======== Dataset

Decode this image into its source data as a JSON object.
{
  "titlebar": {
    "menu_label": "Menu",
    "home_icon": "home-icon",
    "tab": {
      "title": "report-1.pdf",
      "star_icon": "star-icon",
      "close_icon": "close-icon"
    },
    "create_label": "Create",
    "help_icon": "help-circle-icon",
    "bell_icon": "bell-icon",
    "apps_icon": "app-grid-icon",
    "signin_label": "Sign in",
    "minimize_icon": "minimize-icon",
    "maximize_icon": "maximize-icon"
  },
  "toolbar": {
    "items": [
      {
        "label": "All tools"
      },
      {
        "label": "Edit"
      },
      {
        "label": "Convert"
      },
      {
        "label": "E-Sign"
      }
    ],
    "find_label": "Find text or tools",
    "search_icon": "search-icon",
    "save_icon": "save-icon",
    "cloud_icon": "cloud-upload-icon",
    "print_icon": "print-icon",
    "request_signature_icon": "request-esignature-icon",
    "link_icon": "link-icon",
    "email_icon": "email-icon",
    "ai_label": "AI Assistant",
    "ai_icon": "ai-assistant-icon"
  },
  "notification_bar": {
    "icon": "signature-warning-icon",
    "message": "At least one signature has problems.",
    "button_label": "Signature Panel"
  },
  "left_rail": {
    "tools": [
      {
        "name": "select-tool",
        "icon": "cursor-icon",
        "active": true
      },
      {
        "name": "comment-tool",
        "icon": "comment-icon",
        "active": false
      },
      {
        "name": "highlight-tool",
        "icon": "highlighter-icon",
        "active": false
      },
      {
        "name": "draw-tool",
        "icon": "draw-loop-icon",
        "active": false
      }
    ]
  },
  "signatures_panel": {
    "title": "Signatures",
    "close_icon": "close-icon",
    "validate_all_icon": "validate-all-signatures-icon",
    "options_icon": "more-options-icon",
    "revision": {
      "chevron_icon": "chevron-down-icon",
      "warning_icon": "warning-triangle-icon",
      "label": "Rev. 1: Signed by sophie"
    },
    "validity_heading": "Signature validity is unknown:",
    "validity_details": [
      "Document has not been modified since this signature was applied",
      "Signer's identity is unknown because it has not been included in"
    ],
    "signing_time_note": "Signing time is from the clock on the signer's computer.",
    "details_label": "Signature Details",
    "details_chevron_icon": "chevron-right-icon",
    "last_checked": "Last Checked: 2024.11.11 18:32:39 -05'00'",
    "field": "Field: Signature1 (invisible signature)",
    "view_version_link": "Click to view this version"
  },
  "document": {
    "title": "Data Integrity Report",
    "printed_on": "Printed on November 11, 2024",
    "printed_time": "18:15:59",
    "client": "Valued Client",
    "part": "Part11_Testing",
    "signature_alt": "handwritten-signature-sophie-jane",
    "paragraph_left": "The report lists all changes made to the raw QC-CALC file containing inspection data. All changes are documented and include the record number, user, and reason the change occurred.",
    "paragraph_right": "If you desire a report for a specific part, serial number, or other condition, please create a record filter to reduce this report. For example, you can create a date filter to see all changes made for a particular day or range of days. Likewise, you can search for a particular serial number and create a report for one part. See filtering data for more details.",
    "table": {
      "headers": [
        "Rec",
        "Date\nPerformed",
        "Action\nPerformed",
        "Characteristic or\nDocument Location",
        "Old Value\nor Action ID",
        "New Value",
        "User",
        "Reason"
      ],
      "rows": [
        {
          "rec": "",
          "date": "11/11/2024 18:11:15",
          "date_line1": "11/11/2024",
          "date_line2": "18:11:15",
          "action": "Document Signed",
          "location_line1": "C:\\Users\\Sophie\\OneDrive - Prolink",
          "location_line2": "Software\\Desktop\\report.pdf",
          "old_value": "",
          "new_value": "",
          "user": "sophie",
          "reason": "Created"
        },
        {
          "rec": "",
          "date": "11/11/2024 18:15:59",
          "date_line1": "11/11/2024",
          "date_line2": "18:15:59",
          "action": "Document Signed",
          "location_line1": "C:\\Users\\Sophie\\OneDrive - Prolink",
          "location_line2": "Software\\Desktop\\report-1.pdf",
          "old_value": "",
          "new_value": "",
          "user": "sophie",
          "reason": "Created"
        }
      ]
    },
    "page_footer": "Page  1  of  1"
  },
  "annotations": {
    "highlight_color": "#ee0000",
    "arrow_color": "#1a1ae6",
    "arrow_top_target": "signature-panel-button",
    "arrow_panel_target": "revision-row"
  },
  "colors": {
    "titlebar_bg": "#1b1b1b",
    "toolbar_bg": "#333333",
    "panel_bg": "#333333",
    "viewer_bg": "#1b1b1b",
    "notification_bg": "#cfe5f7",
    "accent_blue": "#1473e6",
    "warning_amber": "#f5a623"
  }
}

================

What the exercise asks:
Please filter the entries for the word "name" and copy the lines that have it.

Solution below:
        "name": "select-tool",
        "name": "comment-tool",
        "name": "highlight-tool",
        "name": "draw-tool",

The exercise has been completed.